GIVEN RECORDS

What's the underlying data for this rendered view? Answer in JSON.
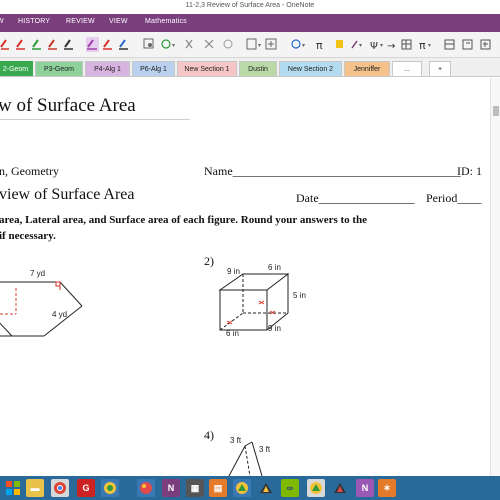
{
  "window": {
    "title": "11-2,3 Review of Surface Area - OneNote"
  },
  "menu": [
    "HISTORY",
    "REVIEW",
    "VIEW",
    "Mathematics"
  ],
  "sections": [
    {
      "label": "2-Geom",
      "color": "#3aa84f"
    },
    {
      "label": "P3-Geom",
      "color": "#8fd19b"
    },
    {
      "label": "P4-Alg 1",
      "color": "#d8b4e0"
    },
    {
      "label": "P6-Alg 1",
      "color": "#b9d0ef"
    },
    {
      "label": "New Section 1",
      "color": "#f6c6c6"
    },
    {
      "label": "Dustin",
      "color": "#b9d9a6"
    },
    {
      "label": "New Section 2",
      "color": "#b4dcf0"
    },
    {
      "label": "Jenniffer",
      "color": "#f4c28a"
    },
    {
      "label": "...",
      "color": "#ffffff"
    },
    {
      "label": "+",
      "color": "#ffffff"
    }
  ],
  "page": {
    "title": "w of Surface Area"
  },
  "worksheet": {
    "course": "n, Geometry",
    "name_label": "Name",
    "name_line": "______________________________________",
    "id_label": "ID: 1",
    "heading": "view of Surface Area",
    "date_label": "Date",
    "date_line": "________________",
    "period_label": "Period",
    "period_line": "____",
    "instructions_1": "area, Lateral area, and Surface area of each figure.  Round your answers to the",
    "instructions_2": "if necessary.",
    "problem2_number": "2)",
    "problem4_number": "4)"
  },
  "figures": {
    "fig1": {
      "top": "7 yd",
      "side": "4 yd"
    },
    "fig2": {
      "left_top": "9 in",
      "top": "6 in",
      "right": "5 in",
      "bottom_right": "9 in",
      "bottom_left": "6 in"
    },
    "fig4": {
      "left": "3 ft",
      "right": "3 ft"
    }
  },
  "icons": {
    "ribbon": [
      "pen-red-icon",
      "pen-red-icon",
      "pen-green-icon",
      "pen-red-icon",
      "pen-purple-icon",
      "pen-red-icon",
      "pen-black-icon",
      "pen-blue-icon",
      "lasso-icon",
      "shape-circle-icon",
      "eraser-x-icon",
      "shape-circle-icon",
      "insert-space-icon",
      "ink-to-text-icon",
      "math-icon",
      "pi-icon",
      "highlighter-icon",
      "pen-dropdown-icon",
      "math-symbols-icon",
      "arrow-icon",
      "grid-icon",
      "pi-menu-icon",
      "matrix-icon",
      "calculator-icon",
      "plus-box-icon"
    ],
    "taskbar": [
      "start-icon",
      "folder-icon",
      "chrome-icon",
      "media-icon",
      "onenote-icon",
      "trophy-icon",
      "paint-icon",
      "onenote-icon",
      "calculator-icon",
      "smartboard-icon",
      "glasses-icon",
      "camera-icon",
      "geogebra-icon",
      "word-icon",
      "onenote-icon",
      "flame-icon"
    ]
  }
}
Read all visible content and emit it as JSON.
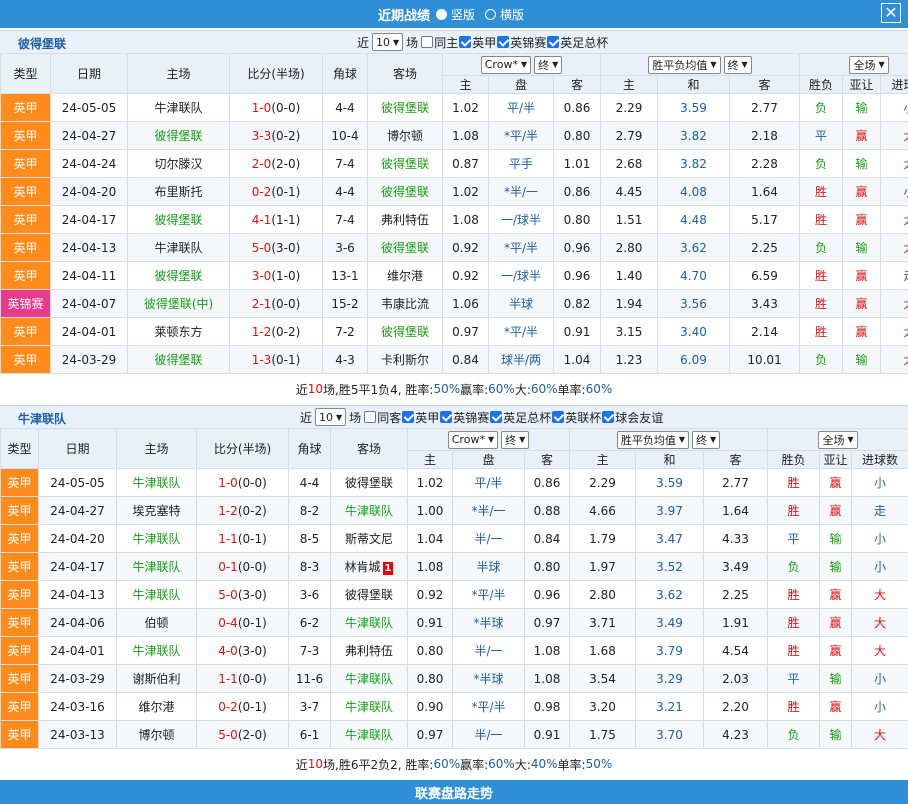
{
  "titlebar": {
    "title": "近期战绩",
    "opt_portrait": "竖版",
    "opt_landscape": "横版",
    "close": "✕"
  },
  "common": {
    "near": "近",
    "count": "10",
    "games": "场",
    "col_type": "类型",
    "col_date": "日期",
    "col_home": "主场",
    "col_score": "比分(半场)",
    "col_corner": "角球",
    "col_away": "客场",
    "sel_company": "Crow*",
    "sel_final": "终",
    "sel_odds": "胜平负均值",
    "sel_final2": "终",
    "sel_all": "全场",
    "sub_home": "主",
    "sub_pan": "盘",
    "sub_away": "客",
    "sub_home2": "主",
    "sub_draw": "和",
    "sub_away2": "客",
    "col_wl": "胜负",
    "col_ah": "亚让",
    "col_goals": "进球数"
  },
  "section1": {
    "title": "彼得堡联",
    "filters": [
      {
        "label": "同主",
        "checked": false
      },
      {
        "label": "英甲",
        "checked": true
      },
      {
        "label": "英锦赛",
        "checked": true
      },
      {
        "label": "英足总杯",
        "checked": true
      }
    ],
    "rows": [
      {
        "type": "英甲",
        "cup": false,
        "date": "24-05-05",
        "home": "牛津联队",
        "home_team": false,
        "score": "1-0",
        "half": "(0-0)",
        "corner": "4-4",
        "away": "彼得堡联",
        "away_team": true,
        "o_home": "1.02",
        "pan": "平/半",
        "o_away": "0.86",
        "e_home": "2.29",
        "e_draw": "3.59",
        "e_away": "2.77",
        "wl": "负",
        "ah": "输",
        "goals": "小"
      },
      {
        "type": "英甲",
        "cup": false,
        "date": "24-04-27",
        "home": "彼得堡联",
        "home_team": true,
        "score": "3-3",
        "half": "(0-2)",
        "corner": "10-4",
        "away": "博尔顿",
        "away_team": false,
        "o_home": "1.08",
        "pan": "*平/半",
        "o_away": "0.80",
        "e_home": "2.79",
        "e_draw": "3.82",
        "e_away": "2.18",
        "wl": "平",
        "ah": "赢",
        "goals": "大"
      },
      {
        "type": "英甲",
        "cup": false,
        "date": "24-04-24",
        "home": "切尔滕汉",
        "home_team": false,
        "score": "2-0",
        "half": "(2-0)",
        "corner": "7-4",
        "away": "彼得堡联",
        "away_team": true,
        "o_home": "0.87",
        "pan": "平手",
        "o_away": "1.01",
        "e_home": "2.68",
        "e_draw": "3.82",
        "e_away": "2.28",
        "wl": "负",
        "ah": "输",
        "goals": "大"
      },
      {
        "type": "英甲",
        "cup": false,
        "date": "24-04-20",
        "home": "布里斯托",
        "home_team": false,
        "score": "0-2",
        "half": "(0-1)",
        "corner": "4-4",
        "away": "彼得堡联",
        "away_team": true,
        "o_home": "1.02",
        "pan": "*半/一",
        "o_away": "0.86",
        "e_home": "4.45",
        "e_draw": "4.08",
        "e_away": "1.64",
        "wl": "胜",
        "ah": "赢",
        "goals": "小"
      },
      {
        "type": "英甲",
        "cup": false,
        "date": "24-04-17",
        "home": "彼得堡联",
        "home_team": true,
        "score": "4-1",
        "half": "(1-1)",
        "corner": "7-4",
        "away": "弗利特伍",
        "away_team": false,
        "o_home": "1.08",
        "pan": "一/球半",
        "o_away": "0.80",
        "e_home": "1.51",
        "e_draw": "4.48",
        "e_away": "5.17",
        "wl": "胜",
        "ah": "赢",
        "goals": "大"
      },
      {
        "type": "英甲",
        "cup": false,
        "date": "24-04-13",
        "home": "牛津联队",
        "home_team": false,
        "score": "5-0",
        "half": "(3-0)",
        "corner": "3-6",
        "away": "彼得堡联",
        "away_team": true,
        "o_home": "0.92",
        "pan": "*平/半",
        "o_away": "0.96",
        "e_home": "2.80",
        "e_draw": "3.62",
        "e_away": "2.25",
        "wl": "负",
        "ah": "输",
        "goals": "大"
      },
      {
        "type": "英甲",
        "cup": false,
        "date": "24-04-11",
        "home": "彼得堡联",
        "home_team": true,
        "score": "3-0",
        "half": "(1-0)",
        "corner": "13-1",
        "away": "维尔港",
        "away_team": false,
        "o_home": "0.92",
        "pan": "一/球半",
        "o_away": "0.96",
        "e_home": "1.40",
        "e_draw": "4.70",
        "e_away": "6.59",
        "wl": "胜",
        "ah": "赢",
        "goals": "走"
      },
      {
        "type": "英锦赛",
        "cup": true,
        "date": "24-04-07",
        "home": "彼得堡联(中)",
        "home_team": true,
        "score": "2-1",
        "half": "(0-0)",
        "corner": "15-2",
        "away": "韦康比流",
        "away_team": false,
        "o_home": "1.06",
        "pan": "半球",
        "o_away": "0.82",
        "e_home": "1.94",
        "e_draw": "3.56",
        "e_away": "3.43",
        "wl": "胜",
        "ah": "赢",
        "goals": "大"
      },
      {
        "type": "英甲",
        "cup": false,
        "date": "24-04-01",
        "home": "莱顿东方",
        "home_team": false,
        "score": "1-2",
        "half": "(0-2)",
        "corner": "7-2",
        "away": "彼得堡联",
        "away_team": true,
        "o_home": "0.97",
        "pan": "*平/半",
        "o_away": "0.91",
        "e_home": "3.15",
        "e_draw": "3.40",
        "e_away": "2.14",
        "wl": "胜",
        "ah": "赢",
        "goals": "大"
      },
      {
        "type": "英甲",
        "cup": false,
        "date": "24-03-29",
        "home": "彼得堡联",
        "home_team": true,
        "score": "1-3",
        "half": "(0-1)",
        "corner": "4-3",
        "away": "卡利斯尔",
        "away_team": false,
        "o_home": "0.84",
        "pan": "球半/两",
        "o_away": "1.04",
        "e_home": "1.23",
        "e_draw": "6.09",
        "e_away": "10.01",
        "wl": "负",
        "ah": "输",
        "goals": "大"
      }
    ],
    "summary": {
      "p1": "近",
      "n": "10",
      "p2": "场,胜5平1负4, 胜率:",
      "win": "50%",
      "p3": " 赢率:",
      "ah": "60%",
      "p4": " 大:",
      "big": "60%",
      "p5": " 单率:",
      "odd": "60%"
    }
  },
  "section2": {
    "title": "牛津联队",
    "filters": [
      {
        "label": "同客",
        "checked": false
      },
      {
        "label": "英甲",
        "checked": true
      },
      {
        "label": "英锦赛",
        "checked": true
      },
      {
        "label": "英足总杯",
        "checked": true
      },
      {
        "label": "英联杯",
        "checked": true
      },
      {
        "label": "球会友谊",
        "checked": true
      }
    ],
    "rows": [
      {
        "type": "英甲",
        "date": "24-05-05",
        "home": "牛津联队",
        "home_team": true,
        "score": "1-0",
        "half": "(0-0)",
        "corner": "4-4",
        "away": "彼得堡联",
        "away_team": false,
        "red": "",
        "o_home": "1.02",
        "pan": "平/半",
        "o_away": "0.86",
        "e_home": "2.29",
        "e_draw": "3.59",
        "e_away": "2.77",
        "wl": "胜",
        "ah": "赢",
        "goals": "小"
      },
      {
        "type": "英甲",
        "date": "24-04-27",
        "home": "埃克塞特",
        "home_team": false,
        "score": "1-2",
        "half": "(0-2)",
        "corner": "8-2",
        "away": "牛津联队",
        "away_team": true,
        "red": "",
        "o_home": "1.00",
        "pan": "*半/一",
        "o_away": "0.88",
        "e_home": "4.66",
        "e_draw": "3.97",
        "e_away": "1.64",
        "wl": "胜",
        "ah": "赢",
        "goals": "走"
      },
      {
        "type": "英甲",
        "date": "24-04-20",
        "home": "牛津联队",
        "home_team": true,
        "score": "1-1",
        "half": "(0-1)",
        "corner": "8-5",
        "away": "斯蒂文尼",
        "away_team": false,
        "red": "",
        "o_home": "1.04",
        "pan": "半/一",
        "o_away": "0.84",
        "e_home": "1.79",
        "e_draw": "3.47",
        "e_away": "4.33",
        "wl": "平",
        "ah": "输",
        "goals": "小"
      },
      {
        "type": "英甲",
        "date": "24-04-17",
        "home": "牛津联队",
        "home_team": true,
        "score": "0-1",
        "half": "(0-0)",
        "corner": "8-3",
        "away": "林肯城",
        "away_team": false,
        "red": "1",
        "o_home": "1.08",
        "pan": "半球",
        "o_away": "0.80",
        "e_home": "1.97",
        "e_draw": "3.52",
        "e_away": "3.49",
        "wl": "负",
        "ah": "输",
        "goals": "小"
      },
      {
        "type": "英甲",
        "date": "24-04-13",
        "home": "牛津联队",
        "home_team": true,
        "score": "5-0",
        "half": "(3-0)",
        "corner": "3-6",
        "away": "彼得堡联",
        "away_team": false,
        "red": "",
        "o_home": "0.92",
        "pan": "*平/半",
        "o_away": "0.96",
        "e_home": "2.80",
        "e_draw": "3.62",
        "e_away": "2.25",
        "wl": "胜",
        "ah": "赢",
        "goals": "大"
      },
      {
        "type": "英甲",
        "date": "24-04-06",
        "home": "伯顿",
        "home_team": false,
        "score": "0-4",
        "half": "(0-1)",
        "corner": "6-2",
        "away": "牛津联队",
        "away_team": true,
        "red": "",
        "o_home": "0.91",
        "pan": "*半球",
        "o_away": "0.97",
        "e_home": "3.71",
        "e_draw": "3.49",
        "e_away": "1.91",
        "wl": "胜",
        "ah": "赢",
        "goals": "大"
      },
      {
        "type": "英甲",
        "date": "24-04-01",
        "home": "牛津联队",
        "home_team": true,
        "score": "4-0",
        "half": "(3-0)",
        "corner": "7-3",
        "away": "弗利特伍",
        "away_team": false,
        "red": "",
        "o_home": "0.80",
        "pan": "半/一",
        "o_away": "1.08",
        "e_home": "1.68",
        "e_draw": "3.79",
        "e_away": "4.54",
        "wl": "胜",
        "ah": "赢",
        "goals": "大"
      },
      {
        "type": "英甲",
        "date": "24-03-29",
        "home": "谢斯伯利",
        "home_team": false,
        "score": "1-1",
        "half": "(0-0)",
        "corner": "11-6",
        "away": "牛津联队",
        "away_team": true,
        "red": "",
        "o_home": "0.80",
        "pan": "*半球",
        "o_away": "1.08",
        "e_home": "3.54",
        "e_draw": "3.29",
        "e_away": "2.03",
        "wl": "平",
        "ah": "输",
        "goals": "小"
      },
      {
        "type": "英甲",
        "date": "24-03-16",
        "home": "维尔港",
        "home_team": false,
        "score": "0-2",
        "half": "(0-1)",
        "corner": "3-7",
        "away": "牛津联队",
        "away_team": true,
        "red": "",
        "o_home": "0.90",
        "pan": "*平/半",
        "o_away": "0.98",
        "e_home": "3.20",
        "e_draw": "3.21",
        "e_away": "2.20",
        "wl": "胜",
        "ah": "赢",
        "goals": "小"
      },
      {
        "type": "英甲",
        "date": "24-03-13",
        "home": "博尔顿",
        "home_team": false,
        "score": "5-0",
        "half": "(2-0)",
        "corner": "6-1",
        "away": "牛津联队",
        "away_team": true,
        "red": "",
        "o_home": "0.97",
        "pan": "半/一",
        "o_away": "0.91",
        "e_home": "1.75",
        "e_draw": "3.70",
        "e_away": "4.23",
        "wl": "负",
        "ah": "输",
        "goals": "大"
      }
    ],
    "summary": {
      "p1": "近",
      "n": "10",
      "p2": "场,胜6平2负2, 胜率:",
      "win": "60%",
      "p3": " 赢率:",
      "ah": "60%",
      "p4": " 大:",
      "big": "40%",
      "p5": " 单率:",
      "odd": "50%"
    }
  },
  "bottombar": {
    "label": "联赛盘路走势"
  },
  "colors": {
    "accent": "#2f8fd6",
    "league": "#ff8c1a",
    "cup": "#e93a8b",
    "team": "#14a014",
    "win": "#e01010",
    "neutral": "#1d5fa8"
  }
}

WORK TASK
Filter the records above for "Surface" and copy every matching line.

OUTPUT OF THE TASK
    "title": "11-2,3 Review of Surface Area - OneNote"
    "title": "w of Surface Area"
    "heading": "view of Surface Area",
    "instructions_1": "area, Lateral area, and Surface area of each figure.  Round your answers to the",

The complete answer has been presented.